Evolution is a big part of what separates success from failure. The concept of “survival of the fittest” is built from our ability to adapt to ever changing conditions and hopefully make it through the weeding out of the weak. Montreal’s restaurant scene has evolved and is a far cry from what it was 10 years ago. In 2005 opulent supper clubs and trendy restaurants ruled the scene, as high-society party hoppers went from dinner to dancing each night at the same venue. In some cases as soon as the empty plates were cleared, the tables became the dance floor.
Today’s scene is much more conservative with bottle service and partying almost completely replaced by a smarter gastronomical food culture. Time Supper Club has done something that a lot of restaurants that once shared the hot-spotlight failed to do; it has survived. By adapting to different needs, the once infamous restaurant/nightclub has evolved into a malleable and unique private event space with enough capacity for a 600-guest cocktail party and a seating capacity of 250 guests. There are not many independent spaces like this in Montreal and Time offers a unique venue for those who are looking for something in the urban landscape, yet a little different. As far as recommending the space, I’d be happy to point clients in Time’s direction.
At a recent blowout dinner thrown for almost 160 of Montreal’s media, event planners and hotel concierge, Time Supper Club’s bold new direction was front and centre for a hands-on experience like no other. We kicked the evening off in the upstairs VIP lounge that overlooks the main space below. Chatting with other guests, some were nostalgic about the nights they had back in the day at Time Supper Club. For them, being back at Time was like going back in time. This was my first ever experience at the venue and I was curious about how the night would unravel. We nibbled on canapés while sipping on cocktails and wine before heading downstairs to see what the chef was preparing for our dining pleasure. The menu featured 11 appetizers and 7 main courses, which meant the kitchen was busy well into the evening.
As mentioned before, I would be happy to recommend the space but the food I tried left me concerned.
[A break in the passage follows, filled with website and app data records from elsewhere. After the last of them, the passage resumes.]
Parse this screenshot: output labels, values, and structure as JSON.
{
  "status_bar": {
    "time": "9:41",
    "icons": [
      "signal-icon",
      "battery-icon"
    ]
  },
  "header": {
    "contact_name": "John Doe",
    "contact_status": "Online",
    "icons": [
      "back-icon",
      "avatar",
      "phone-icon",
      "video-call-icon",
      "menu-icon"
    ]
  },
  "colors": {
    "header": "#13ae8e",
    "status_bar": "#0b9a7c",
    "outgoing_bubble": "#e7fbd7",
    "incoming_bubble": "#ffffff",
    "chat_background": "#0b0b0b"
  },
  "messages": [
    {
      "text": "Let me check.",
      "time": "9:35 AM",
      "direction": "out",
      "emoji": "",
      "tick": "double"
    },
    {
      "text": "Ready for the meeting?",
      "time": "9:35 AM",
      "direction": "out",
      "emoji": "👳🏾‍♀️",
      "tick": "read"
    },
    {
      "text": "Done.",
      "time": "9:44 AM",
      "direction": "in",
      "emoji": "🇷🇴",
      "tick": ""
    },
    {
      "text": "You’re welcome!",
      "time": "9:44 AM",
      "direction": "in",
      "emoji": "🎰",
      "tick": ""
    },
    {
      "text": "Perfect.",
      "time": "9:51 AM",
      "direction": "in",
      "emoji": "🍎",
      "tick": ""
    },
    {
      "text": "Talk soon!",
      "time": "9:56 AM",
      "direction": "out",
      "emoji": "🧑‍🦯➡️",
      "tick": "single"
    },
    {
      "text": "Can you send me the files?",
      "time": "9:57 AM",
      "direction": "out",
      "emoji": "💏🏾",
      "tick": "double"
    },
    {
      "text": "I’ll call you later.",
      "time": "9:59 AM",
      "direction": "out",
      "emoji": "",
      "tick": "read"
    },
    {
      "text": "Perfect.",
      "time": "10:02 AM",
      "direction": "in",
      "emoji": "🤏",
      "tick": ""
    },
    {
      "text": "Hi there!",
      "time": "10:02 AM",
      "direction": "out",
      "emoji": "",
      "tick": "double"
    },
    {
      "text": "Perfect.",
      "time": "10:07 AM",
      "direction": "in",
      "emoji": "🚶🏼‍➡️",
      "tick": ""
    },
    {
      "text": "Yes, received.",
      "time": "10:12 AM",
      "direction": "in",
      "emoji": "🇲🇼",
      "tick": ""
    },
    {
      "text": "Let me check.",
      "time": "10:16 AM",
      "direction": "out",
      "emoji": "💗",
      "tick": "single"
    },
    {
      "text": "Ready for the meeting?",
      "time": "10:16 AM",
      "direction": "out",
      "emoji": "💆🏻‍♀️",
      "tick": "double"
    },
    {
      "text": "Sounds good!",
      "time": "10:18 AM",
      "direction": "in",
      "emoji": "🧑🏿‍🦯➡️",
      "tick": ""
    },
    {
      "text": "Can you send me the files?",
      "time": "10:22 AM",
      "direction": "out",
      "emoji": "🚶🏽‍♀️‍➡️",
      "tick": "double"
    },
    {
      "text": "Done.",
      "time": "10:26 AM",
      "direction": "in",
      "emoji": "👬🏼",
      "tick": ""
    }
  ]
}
I feel like the chef over did it on providing us with such a vast selection. It feels like he threw everything in his arsenal at the wall to see what would stick. We tried everything from veal tongue to lamb tartar to duck confit, shrimp and more. I have no doubt that the chef knows what he’s doing and I am not doubting his capability but feeding 160 people 18 different dishes over a 5 hour period may not have been the best way to present the food. The kitchen seemed very versatile but they stretched themselves a bit too far by trying to show us everything.
The best dishes of the night included a tandoori tuna gravlax, heirloom beets and mozzarella di Buffala. I wasn’t as fond of the soggy, grilled-to-limp romaine lettuce (yes, grilled lettuce!) or the risotto. The risotto (pictured above) was undercooked and had a texture of chalky rice pudding. The use of mint didn’t help either. There were several other dishes that we didn’t even get a shot at because we had one plate for eight people. If you do choose Time Supper Club as your venue, pay close attention to what you want to see on the plates. I feel like a tighter sampling of fewer items on the menu would have made better sense. It would have given the kitchen more time to perfect each dish.
I love the space that houses Time Supper Club and I was happy to have been part of an event, celebrated in such an iconic Montreal restaurant. Though the food was a major misstep, I feel that with better direction, they can get it right.
For more information on reserving the space for your event, check out their website for all the details.
Photo credit: David Major-Lapierre